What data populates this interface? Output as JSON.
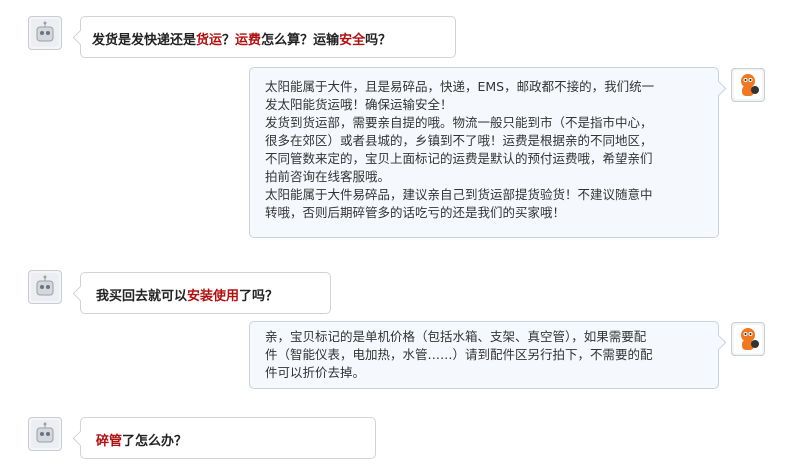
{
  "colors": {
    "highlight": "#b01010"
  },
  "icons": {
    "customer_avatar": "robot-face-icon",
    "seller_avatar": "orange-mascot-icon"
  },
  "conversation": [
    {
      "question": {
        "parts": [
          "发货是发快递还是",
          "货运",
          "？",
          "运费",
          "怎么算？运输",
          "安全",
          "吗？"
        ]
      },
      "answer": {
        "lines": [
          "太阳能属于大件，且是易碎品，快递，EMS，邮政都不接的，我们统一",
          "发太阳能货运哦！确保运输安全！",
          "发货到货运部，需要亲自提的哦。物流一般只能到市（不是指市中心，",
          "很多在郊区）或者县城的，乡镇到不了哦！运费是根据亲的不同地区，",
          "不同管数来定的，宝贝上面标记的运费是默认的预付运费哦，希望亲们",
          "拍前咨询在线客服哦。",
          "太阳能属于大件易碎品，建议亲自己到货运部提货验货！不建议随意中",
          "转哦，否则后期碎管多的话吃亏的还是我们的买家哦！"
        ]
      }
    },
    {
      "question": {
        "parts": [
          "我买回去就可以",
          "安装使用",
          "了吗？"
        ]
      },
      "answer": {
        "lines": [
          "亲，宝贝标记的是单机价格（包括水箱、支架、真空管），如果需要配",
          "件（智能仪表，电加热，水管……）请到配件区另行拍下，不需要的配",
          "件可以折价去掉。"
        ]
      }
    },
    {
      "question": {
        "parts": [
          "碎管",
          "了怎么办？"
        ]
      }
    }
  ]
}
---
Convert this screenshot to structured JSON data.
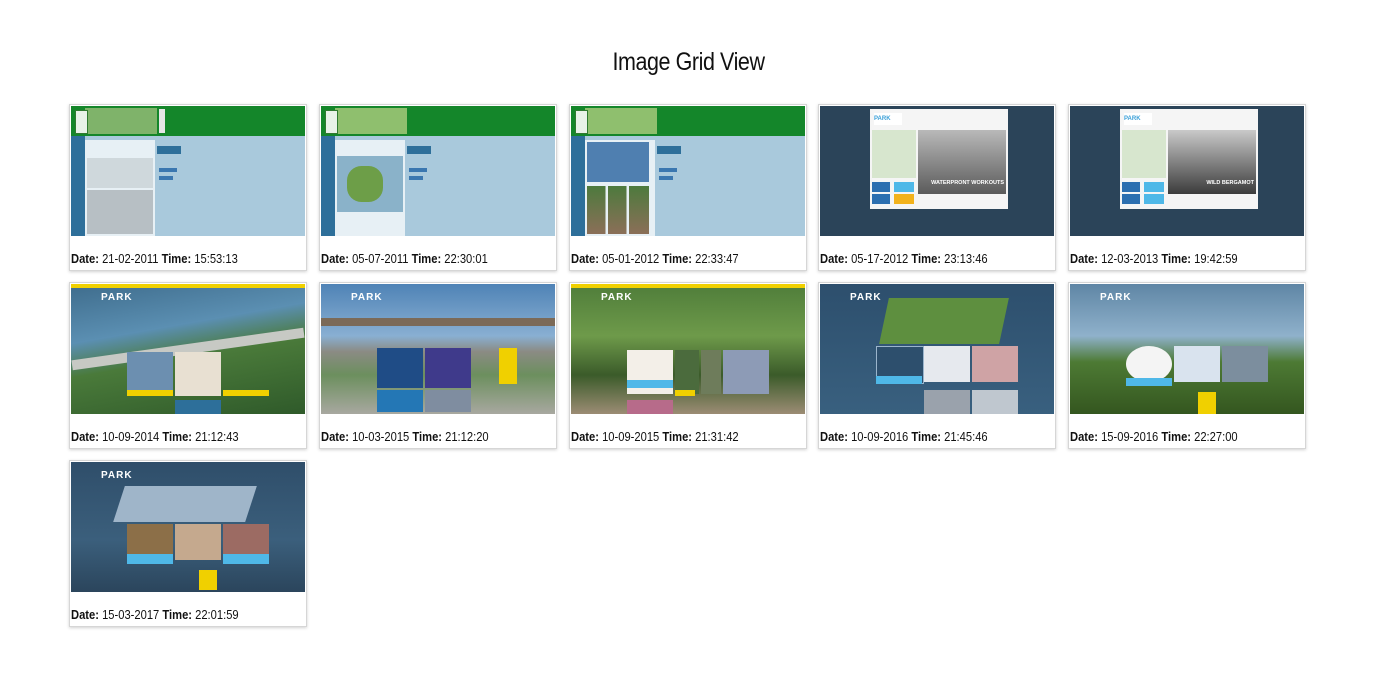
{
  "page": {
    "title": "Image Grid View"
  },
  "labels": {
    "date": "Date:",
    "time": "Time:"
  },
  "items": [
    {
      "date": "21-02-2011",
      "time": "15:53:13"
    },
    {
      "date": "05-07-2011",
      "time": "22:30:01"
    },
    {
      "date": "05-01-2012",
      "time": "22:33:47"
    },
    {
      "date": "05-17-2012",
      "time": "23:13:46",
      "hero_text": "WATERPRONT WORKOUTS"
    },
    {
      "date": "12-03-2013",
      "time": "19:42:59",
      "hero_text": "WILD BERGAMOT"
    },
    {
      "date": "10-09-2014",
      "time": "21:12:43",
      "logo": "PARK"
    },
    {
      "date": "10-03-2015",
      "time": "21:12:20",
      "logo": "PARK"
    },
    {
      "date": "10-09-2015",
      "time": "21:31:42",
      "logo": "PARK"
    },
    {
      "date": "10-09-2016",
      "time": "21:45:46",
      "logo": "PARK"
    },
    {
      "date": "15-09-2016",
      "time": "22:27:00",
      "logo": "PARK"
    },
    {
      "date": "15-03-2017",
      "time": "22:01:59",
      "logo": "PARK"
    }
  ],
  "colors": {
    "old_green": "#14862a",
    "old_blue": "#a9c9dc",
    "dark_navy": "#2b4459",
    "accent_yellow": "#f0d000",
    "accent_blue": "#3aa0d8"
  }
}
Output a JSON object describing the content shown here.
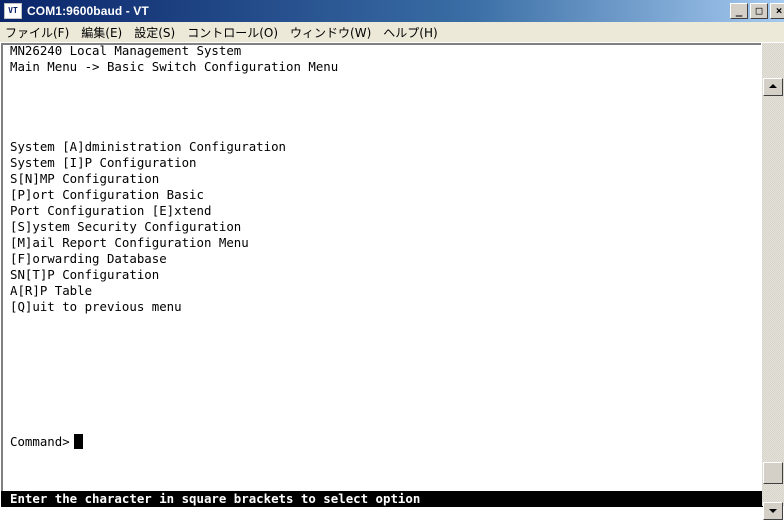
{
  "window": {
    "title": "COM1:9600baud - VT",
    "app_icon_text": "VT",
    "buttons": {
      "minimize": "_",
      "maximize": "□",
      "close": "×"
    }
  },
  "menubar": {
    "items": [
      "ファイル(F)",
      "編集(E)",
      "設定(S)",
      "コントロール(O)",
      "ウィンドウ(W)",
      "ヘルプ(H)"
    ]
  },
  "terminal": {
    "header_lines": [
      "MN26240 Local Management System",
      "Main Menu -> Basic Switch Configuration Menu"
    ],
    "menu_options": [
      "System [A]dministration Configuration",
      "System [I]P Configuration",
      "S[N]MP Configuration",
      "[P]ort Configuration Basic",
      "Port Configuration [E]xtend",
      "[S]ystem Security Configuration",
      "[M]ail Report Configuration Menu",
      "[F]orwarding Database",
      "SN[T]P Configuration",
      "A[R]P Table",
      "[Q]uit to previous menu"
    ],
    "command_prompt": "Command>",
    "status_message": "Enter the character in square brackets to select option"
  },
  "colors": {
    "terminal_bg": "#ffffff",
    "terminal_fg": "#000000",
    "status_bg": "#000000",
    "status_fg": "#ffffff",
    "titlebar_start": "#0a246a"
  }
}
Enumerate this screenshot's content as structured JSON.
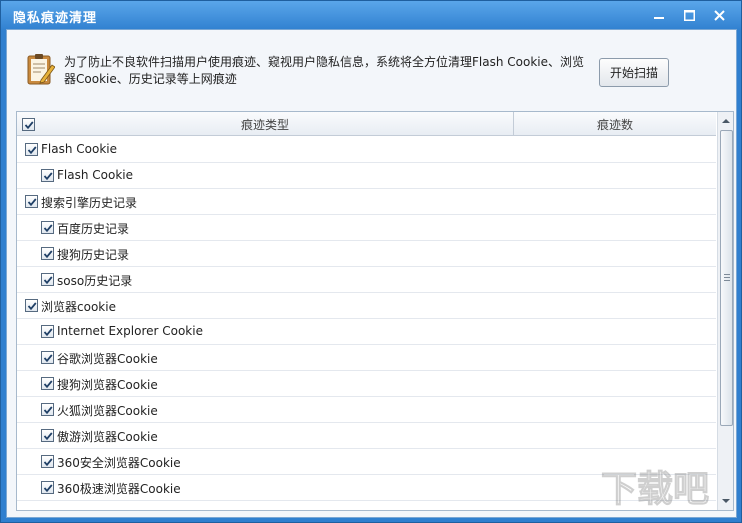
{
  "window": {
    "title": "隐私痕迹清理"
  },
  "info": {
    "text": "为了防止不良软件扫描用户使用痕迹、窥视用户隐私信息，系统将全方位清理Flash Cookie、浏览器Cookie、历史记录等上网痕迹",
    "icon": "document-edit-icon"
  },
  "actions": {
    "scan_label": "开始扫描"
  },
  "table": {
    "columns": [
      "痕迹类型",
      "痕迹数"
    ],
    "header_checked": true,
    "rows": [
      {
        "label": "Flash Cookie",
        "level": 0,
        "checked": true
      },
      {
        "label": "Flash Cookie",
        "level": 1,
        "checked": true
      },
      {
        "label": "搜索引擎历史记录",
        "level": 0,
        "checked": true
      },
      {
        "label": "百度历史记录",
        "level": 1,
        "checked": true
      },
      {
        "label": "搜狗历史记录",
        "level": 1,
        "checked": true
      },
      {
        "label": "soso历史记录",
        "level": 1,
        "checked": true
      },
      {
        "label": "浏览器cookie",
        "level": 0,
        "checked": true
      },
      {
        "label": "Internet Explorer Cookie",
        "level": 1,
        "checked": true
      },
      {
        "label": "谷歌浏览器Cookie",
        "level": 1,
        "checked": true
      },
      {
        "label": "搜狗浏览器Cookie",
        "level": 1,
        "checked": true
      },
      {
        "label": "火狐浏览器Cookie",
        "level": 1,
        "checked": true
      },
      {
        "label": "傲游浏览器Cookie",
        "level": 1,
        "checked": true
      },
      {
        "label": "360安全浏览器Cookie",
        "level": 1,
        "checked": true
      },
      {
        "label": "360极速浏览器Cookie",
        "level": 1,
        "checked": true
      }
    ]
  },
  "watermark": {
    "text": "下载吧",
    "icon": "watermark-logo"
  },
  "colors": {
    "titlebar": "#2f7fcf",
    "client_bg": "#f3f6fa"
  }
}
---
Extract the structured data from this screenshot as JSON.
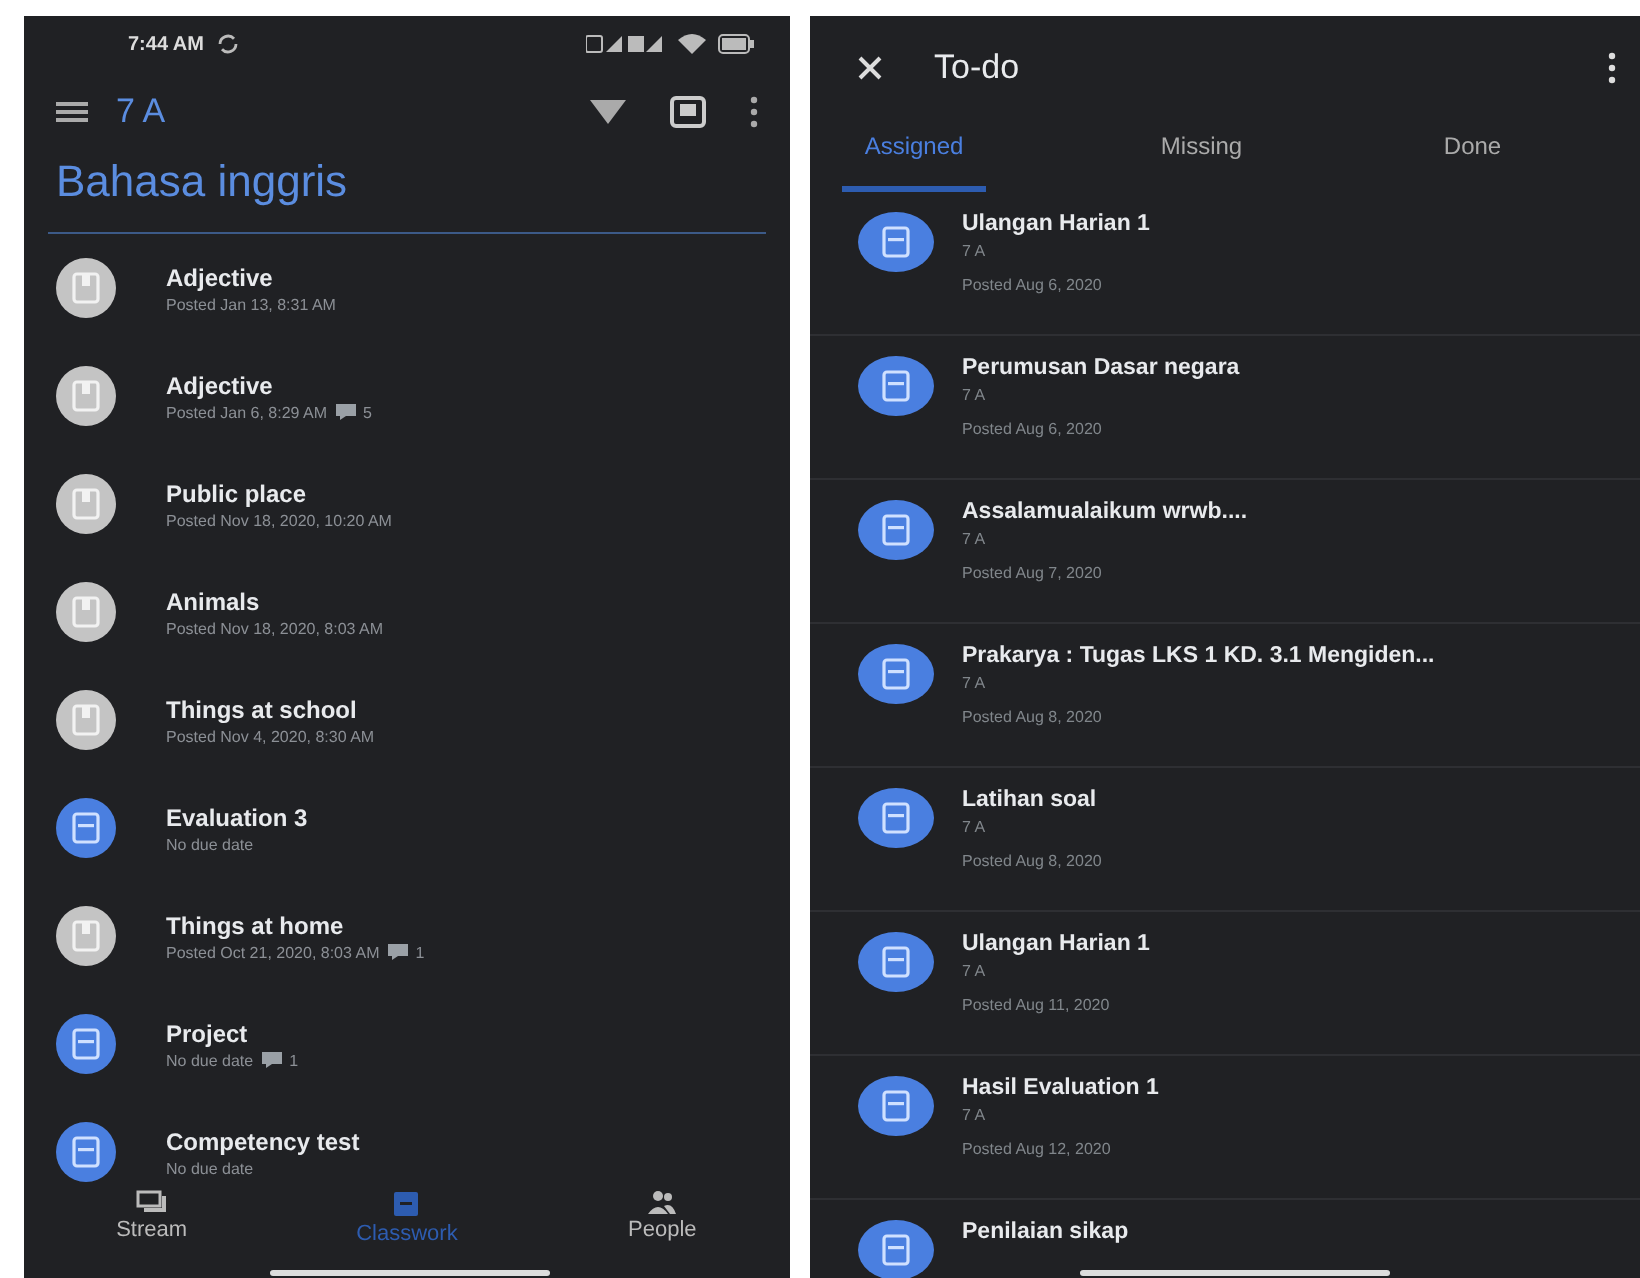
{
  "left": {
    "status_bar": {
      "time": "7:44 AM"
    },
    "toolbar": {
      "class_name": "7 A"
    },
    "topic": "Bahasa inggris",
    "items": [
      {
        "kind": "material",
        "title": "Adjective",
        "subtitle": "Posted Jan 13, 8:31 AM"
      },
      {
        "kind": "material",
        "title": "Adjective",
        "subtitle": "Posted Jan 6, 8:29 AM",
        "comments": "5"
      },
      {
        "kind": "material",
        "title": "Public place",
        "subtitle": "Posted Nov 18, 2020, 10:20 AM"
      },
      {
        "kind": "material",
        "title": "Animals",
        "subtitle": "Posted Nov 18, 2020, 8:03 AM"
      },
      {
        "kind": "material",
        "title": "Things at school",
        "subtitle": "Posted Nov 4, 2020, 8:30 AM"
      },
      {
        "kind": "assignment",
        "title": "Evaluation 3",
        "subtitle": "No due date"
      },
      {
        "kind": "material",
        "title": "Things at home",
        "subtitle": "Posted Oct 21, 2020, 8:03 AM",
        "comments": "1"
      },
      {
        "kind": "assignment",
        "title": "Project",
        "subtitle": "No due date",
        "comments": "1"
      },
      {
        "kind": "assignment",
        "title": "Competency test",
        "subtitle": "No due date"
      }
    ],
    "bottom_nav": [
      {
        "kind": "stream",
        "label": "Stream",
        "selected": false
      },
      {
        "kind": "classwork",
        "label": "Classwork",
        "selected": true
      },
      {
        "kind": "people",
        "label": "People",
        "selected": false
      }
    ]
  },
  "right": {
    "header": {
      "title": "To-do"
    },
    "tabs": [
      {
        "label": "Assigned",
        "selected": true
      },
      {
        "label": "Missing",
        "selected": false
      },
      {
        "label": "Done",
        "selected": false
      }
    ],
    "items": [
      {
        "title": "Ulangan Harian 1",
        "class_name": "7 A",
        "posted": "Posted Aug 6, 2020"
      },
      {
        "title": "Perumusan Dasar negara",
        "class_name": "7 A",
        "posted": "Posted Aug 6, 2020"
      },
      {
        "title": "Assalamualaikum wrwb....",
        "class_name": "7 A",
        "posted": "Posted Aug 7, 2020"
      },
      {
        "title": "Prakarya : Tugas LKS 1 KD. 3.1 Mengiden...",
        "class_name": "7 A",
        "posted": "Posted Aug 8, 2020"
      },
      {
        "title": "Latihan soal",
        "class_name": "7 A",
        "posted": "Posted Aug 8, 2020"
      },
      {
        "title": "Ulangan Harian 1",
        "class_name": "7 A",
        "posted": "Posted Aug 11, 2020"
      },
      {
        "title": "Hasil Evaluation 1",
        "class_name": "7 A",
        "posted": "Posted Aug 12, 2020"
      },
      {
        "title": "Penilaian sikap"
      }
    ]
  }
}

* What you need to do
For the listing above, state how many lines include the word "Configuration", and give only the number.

* Reply to the exercise
9